  13. PicoBee says:

    I appreciate your insightful article on the relationships among the power elite in the Russian Federation. Most importantly because the US media has a very shallow and useless way of portraying VVP and Medvedev. Most other folks I talk to still think Putin is a communist…. I’m personally abstaining from labeling him or anyone … however it is apparent that VVP is extraordinarily adept at managing fiscal capital in the market economy..

    The Corporate Capitalists in the US, i.e. our ‘Oligarchs,’ are equally as non-transparent as power structures in the Russian Federation or any other country in the world, IMHO. And I don’t disagree entirely with VVP’s apparent mistrust of too much power/influence being held by private corporations.

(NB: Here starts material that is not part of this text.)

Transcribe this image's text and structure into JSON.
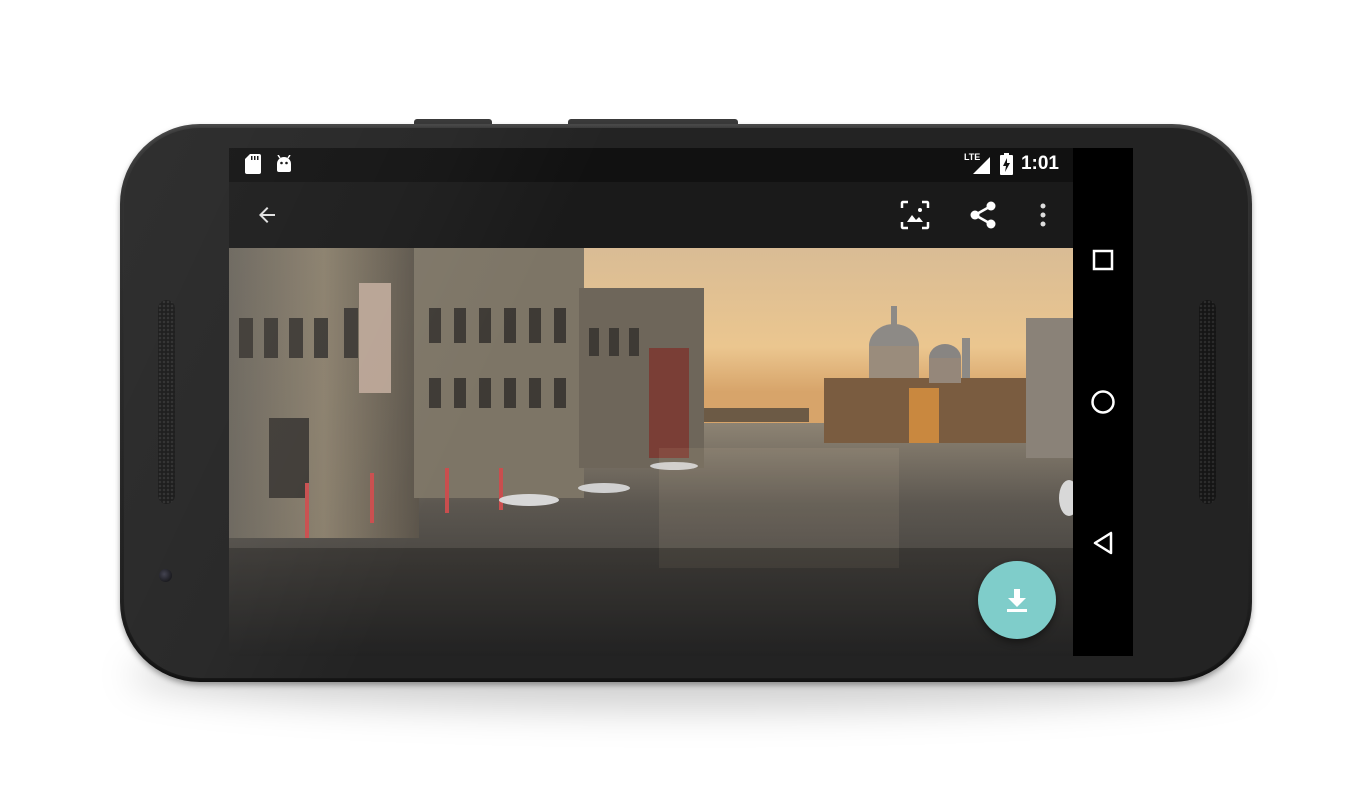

    I also appreciate the authors nod to VVP’s apparent “quirkiness,” Do you think VVP has the intellectual resilience, vision or desire to open up the political processes in the Russian Federation while at the same time establishing appropriate government oversight, regulations, and limits on corporate behavior?

    Kind regards